Here’s some journaling from March 2008 while at the Abbey of New Clairvaux:
After breakfast I decided to go to the guest center and ask someone to contact Father Paul [my grandfather-like spiritual director and friend of many years]. No one was there for me to tell, but as I was browsing their books, Father Paul walked in. We greeted each other with a hug and talked for a few minutes. He told me that he had thought of a book he wanted me to have, that his sister and brother-in-law were visiting him from out of state, and that we could meet up for spiritual direction around lunchtime. He also told me that he will be having surgery Monday morning to remove a tumor. I asked him, “Will you be ok?” He looked scared. I wanted to hear him say something reassuring, like he always does, but his voice was more realistic, “I guess we’ll have to see.”
Later on, after terce, I found him leaving the kitchen and we decided to go from there to the chapel, where we generally meet for spiritual direction. We talked about love, our living and eternal love for others: brothers, sisters, Jesus, family, saints. We concluded that God’s mission for our life does not end just because our body is dead in the ground. Our love, forgiveness, and virtue continue on; and there is a reciprocal relationship between those who are being perfected through prayers, love, and forgiveness. Between Jesus and his followers, the living and dead. We decided this strengthens our love both now and beyond. Our life is not obliterated by death but given a new name and transformed. We haven’t stopped caring just because we’ve died, and our intercession, care, and protection lives on in God–Father, Son, and Holy Spirit–held together and connected with love.
After two and a half hours of talking, it was time to use the bathroom and call it a day. At some point, however, the stark reality of Father Paul actually dying–during surgery or elsewhere–hit me like oncoming traffic. I have had older mentor types/spiritual directors pass on before (like one of my professors from Chico State), though not anyone with the kind of immediacy and depth that Father Paul has. This brought to mind a dream I had a few nights ago. I remember walking through the mundane routines of my day (like writing my Analytical Review [AR], going to classes, working with kids, being at the office, etc.), but I couldn’t keep myself from crying–bitter and painful tears–because everywhere I went I was reminded of a person who had recently died (not sure who it might have been). Now I wonder what to make of everything. Even though I don’t put much stock in a dream, I’m worried for Father Paul and sad.
For the rest of the evening I prayed with the monks at vespers and then worked on my AR before reading a book. And, finally, at 11pm I fell quickly into peaceful sleep and soul rest. Here’s one of my favorite lines from the chants today:

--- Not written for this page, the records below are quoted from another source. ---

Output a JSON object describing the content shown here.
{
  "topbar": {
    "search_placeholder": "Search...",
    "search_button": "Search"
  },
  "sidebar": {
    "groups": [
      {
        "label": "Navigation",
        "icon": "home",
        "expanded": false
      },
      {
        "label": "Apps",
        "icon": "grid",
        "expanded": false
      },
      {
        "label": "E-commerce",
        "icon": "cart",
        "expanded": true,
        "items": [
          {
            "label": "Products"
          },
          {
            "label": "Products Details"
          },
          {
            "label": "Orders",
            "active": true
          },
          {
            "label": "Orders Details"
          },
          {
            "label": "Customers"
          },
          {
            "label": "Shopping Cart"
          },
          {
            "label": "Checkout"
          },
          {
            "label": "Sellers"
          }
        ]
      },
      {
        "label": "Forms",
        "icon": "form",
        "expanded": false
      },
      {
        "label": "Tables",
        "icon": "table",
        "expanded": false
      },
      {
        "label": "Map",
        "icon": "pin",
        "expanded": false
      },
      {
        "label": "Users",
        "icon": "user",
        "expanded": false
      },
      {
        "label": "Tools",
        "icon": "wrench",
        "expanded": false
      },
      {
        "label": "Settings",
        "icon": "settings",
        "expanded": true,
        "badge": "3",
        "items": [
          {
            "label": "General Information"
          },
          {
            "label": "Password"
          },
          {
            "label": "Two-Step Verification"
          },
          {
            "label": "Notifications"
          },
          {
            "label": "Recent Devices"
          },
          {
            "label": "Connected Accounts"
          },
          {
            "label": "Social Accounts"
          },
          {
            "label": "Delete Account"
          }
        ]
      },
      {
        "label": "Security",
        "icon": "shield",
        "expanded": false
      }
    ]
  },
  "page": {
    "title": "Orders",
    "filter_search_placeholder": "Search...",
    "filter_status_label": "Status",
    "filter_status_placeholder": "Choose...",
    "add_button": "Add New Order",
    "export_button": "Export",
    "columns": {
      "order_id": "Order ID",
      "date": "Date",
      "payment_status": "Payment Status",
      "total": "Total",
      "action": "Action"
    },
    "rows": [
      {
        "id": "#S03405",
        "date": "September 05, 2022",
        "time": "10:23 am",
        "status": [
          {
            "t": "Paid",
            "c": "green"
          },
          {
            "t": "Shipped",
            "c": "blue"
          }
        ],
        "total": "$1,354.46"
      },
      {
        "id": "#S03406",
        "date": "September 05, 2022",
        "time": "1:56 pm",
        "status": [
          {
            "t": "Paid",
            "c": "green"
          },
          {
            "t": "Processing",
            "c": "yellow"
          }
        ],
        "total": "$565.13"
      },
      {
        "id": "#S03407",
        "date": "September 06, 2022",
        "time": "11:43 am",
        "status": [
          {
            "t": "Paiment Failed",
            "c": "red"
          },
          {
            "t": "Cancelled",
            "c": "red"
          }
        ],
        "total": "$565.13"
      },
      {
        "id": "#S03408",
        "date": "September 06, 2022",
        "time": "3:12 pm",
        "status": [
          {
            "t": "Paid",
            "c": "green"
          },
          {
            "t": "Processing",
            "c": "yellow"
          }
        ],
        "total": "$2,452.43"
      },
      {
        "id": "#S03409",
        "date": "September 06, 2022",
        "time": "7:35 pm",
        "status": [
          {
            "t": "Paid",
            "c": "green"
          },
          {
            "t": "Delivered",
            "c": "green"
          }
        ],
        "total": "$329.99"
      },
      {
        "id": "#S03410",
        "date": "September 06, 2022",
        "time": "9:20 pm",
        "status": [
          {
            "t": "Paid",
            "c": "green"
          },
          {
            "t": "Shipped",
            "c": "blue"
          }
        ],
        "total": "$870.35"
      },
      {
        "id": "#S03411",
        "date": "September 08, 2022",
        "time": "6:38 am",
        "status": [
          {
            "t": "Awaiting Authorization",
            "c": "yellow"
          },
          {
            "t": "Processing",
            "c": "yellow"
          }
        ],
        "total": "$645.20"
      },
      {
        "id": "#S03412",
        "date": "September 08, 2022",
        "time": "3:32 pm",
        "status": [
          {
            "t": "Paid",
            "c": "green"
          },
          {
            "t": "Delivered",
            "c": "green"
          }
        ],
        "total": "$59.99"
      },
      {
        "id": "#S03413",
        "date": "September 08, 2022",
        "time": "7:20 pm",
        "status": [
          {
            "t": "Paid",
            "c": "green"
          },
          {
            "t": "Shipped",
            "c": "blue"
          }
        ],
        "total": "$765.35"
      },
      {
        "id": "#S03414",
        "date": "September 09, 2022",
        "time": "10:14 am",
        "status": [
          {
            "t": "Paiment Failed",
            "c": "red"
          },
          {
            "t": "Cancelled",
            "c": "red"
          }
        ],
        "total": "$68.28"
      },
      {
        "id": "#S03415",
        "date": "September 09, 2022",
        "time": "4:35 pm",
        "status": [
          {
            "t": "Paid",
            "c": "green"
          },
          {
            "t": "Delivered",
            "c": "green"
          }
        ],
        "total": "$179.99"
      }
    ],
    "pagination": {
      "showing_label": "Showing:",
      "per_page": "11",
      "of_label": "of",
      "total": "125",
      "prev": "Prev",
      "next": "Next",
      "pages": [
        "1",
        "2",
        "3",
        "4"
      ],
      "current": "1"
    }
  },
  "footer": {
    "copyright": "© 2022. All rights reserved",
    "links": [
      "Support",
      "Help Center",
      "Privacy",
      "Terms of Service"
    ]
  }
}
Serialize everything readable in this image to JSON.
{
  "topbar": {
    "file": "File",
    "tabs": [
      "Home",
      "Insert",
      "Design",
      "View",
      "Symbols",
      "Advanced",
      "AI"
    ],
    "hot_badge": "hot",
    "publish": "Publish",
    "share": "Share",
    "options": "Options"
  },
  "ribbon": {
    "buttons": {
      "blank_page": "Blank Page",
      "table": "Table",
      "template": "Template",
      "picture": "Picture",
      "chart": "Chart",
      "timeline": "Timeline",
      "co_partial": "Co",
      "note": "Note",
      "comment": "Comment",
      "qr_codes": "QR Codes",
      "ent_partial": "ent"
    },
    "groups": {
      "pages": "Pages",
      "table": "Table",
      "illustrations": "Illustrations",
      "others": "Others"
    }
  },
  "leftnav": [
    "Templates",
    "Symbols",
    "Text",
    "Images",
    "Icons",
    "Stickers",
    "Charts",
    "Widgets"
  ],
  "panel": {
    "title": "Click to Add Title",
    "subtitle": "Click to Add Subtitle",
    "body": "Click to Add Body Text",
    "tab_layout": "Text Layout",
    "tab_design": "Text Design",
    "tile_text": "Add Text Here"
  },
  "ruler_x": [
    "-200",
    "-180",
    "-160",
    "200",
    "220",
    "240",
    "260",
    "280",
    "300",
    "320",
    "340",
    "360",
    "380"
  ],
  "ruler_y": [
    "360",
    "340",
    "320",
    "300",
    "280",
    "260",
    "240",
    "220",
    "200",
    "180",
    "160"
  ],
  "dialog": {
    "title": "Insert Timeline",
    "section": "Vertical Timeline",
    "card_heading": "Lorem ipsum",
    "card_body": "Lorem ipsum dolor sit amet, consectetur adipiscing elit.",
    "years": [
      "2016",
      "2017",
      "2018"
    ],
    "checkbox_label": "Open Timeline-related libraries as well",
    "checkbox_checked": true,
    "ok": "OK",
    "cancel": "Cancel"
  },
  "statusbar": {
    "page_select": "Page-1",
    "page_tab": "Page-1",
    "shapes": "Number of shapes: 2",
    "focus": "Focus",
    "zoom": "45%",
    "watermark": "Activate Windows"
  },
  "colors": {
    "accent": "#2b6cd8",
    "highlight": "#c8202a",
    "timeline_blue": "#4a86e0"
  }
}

“Lamb of God, you take away the sins of the world. Have mercy on us. Lamb of God, you take away the sins of the world, grant us peace.”